Philly Music 101: How to book a show at a Philly venue

Photo by John Vettese
The Bul Bey rocking the house in West Philly | Photo by John Vettese

Philly Music 101 is our regular series guiding you through the wonderful world of the Philadelphia music scene: all of its passionate, loving participants, from artists to venues to studios and more.

Life as an independent artist in Philadelphia can be rough, especially when it comes to booking shows. When you approach a venue, what exactly are they looking for? Will your music appeal to them or turn them off? Where does social media presence lie on the spectrum? What will get your band a coveted spot on their calendar? Where is the damn instruction manual for booking a show?

We hear it from Philly artists all the time – they want to play out more often, but they haven’t had any luck getting promoters’ attention. Well, The Key is here for you! In an effort to provide some transparency in the live music world, we decided to hit up talent buyers for a handful of venues throughout Philadelphia to get an idea of what they expect, why they expect it, what will wow them and some general pointers on how to book a show.
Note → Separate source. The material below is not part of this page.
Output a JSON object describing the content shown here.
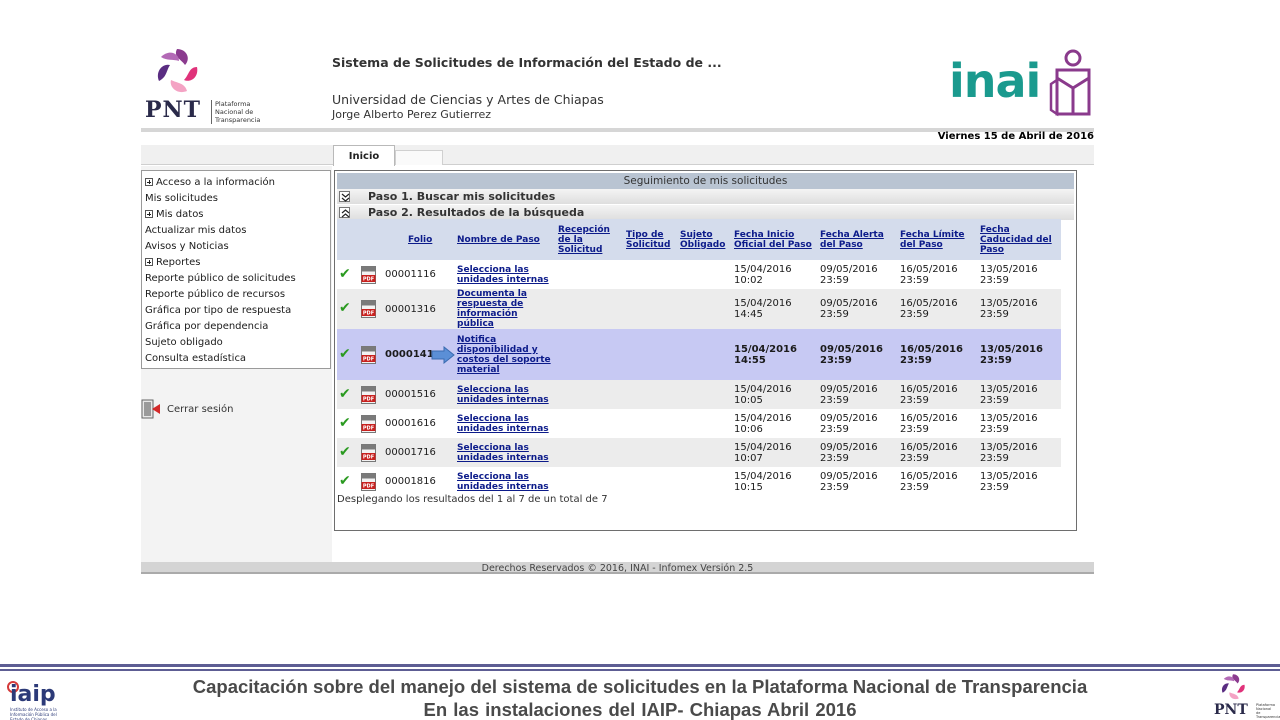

Continue reading →


Local industry heavyweight Jesse Lundy spills on show promotion and breaking your band

Jesse Lundy, talent buyer for Point Entertainment, programmer of the Philadelphia Folk Festival and teacher at Drexel University’s Antoinette Westphal College of Media Arts and Design, recently spoke with Musician Coaching about his experience in the Philly music scene and his thoughts on how local bands can break into the market.

He details his career with Larry Magid at The Electric Factory and subsequent move to former Bryn Mawr venue The Point – which closed in 2005 and branched off into his Point Entertainment production company. Lundy also gives a goldmine of advice for young bands trying get their footing in any local outlet.  For example, don’t rush on to Kickstarter and record an expensive LP as soon as you find your niche:

The biggest thing I tell acts is that it comes down to what you do in the studio. I think a lot of bands feel like they have to put out a full-length record. They find a producer to make a record for $20,000…. But artistically, you don’t need to release a 12-song album as your first project. I think you’re much better off releasing an EP. Put your four, or even your three best songs and a live track out first. Hold some things back that can be part of your live show and that you can release later.

On the topic of social media, Lundy warns against repetitive and monotonous show promotions (“If you’re not getting a window into who the artist actually is – what their sense of humor and personality is, etc. – it’s not something I’m going to pay attention to.”)

Perhaps Lundy’s easiest advice to follow, however, is to take advantage of open mic nights around town:

If you get up and do a pro set, you’re playing the same stage you want to play as a regular act, but you’re taking the pressure off the club. You’re not asking the club to invest in your future; you’re investing in your experience in the club. If you do a great job, the bartender, sound person and open mic host will turn around to the club owner and say, “This act showed up last night and blew everybody’s mind. You should take a look at them and maybe book them.”

With word-of-mouth working hand-in-hand with an entertaining social media presence, potential fans are more likely to stick around and keep up on what the band in question is currently working on.  But as Lundy points out, it all comes down to money management and dedication.

Read the full Musician Coaching interview with Jesse Lundy here.